Jeffrey Levy-Hinte’s verité-style documentary Soul Power is assembled from the same footage that made up Leon Gast’s 1996 documentary When We Were Kings. Both films are spawned from the same event—the 1974 heavyweight championship bout in Zaire (now the Democratic Republic of the Congo) between George Foreman and Muhammad Ali (the “Rumble in the Jungle”)—but their purposes are hardly interchangeable. Gast’s film is about the fight; Levy-Hinte’s is about the three-day music festival that was to have directly preceded that fight. The operative term is “was,” because an injury to Foreman’s eye delayed the fight for six weeks, but it was too late to reschedule the concert, which went on without the fight, leaving it a kind of orphan event that had largely drifted into obscurity until this film 35 years after the fact.
The idea behind Soul Power is to capture both something of the concert and the sense of the event—the globalization of which it spoke with the meeting of two musical worlds in Zaire. The fact that almost none of the African-American performers had ever actually been to Africa was, after all, part of the draw. It made the whole thing a kind of weird cultural exchange—one made even weirder when James Brown is told that all the French-speaking natives of Zaire already know all his songs, and in English. All this is fascinating—as are the interpolations of Muhammad Ali in full motor-mouth mode—but it comes equipped with a downside, especially given Soul Power‘s brisk 93-minute running time. Let’s face it, the draw for this movie—the real reason we’re here—is the concert itself. We’re here for James Brown, the Spinners, Miriam Makeba, Bill Withers etc., and Soul Power is about a third over before it gets to the concert we’ve been waiting for (exempting some footage of Brown at the very beginning of the film).
Of course, the moment the Spinners take the stage performing “One of a Kind (Love Affair)” chances are that you’ll completely forget the wait and just settle into the music. The concert footage itself is stunningly shot and edited, though it too has the problem of there just not being enough of it. It’s great to see the Spinners, but for only one song? And Bill Withers getting a single song (and it’s not even “Grandma’s Hands” or “Lean on Me”) is also just not enough. B.B. King outlines a whole playlist, but we never get anywhere near it. You may not notice it while you’re watching the film, but when you get to the end—and you know it’s the end because you know that James Brown closes the show—there’s an inescapable sense of “that’s it?” I suppose a case could be made that it’s wiser to leave you wanting more—to send you on the way to the record store after you leave the theater—but in retrospect it’s hard not to wish that maybe there was a little less of Muhammad Ali promoting himself and a little more of the concert.

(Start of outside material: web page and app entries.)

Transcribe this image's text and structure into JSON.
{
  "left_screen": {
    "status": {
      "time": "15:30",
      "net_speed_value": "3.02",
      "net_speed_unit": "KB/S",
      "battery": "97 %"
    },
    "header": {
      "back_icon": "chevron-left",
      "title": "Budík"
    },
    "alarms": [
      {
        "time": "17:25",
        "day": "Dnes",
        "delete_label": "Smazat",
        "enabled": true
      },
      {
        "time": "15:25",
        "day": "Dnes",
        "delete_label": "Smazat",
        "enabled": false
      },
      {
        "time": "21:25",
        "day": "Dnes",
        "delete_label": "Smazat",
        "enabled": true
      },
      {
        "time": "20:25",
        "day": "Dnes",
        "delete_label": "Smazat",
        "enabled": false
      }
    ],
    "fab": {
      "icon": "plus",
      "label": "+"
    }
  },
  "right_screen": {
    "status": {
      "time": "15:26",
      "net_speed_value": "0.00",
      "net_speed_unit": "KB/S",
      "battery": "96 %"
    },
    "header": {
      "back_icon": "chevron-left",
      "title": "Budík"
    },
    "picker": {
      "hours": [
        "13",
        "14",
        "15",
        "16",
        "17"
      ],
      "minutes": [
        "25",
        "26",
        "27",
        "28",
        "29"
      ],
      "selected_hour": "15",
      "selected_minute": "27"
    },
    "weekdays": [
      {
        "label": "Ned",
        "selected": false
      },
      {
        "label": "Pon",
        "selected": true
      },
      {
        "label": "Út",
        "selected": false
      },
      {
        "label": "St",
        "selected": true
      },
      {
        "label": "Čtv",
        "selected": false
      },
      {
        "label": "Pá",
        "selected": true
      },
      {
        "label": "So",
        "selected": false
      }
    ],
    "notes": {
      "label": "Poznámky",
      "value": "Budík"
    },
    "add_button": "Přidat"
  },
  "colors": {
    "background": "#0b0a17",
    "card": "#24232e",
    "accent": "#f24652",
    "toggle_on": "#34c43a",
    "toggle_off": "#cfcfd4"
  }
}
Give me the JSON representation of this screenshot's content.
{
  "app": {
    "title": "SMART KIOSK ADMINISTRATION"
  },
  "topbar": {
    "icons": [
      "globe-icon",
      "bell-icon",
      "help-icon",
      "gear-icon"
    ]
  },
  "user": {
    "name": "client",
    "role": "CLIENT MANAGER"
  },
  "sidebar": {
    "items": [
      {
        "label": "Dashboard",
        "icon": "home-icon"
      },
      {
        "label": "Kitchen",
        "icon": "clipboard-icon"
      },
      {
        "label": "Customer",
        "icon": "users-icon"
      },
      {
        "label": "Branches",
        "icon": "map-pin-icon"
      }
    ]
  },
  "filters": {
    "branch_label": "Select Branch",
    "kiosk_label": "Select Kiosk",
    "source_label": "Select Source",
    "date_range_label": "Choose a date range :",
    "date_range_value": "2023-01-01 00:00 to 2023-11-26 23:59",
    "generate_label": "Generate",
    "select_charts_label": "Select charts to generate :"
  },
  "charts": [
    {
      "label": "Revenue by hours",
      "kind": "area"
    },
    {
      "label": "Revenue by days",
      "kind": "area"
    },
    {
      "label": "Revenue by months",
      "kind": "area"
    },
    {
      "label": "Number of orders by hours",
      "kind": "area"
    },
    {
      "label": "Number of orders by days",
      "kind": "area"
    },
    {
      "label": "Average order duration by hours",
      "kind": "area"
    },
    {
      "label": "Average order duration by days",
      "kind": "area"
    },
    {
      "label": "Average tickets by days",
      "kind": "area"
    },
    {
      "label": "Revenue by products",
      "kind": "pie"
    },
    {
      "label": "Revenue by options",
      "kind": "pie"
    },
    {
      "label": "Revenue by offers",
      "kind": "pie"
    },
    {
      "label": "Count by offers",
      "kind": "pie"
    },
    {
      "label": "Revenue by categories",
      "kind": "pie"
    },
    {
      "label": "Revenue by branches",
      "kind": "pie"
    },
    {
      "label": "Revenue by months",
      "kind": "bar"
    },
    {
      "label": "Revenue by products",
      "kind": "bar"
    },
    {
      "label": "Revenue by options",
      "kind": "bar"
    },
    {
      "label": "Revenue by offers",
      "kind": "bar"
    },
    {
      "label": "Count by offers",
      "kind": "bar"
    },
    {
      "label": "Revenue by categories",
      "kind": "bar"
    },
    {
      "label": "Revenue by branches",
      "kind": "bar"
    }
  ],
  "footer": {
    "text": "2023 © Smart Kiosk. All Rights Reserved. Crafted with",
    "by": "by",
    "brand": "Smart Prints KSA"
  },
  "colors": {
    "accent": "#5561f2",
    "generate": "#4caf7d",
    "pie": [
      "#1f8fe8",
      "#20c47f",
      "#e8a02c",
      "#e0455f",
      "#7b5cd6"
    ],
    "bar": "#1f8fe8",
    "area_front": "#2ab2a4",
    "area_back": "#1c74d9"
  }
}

All the same, what there is in Soul Power is choice—and a lot of it is music we don’t hear much of today. If nothing else, the film serves to remind us of that second fact. It might even encourage us to do something about it. If that’s so, the movie has performed its function and then some. Rated PG-13 for some thematic elements and brief strong language.
2 thoughts on “Soul Power”
Out of interest, what Withers do you get in this flick? I’d think it worth seeing if there’s a performance of ‘Who Is He and What Is He To You?’ in the offing.
It was “Hope She’ll Be Happier.” (At least I think that’s what it’s called.)